Novel Approaches for Linking Air Quality Mixtures, Climate, and Human Health
John Pearce, Ph.D.
NIEHS Grant: R00ES023475
Urban air pollution is a significant public health problem with estimated mortality impacts predominantly among infants and elderly people with pre-existing cardiovascular and respiratory disease. Research on ambient air pollution health effects has begun shifting research objectives away from the single-pollutant paradigm to a more multi-pollutant or mixtures perspective to better understand the impacts of "real world" air pollution exposures on human health. Another area that is fundamentally linked to air quality, and id of increasing concern for public health, is climate change.
During the initial K99 phase, the candidate will work closely with mentors to develop improved statistical methodologies for assessing the effects of multi-pollutant exposures in epidemiological studies, a natural extension of current postdoctoral research. The intent here is to shift focus from identifying the types of air pollutant mixtures that occur in the environment, to characterizing multi-pollutant exposures for epidemiological research. These will be applied to two ongoing epidemiological investigations being conducted within the Southeastern Center for Air Pollution Epidemiology (SCAPE), which is an EPA-funded Clean Air Research Center shared between Emory University and Georgia Institute of Technology.
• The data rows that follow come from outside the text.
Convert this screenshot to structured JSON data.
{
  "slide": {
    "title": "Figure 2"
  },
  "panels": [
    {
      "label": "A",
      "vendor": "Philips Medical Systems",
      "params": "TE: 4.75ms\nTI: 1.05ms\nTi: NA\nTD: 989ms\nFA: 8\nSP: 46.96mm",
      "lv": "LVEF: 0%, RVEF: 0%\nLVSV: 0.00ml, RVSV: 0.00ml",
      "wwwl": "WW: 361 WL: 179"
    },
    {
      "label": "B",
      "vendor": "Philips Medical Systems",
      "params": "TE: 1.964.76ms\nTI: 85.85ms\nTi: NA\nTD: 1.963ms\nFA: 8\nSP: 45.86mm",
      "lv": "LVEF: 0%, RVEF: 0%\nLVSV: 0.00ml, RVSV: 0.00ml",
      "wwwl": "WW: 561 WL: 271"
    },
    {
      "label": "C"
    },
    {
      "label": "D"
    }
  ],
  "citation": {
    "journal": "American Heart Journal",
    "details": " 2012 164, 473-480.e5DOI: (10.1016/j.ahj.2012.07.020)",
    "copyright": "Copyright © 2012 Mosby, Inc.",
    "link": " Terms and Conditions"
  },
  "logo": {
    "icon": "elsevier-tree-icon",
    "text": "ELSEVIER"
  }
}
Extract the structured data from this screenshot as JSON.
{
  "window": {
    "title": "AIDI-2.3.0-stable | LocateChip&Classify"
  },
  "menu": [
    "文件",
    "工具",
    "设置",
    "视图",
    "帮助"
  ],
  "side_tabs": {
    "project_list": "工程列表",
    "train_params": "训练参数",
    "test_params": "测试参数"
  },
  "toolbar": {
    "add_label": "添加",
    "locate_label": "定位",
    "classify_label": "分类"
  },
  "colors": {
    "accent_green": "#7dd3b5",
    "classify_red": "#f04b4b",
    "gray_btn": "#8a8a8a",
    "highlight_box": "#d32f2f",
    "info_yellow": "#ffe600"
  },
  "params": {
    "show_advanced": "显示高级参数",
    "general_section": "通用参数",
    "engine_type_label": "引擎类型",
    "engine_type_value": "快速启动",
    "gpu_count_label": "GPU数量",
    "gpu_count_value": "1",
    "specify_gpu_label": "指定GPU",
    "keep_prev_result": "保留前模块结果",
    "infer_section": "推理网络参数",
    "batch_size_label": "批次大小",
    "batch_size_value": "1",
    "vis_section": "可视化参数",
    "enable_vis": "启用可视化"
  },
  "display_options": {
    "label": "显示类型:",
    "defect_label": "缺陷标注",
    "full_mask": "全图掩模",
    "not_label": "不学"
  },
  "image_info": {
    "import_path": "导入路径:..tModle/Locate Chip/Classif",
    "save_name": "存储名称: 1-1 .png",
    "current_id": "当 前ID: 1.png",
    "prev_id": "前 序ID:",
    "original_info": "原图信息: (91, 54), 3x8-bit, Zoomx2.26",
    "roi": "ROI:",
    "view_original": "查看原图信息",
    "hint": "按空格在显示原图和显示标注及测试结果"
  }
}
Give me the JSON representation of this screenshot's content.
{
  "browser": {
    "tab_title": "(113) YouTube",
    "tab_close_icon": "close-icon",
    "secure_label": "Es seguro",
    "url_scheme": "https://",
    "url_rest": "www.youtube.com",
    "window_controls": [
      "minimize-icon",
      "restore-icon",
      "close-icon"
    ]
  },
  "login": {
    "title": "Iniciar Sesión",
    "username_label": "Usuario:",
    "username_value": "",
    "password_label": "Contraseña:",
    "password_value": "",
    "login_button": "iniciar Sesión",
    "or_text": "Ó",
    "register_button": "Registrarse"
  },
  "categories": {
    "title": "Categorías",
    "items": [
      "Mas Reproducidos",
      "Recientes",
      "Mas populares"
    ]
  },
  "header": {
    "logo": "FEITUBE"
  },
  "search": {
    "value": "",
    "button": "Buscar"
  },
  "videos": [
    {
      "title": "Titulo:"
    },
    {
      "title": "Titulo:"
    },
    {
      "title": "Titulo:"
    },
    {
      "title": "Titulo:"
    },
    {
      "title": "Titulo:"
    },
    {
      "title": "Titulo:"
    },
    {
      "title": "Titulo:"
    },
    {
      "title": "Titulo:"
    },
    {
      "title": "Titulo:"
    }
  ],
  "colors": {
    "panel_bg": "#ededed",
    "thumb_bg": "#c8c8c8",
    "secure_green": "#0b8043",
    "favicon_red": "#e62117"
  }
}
The studies include a short-term ecological study and a long-term cohort study.
During the mentored phase, multi-pollutant temporal profiles will be developed for an investigation of short-term associations with exposure and cardiorespiratory health outcomes. Next, multi-pollutant spatial profiles will be developed to examine long-term associations between multi-pollutant exposure and respiratory disease incidence. During this phase, the candidate will receive new training in biostatistical and epidemiologic methods focused on environmental epidemiology. Transitioning to independence in the R00 phase of the award, these new skills will be merged with the PhD training to pursue research focused on understanding the implications of climate on air quality mixtures.
The first specific aim will examine the meteorological sensitivity of specific multi-pollutant combinations in order to better understand potential changes in air pollutant mixtures under various climate scenarios. The final specific aim is to develop environmental profiles for the examination of human health vulnerability to heat and multi-pollutant mixtures. At the conclusion of this award, the candidate intends to have demonstrated expertise in analyzing effects for the emerging research areas of multi-pollutant mixtures and climate variability, providing a firm basis for a career as an environmental health scientist focusing on exposure characterizations for epidemiological research.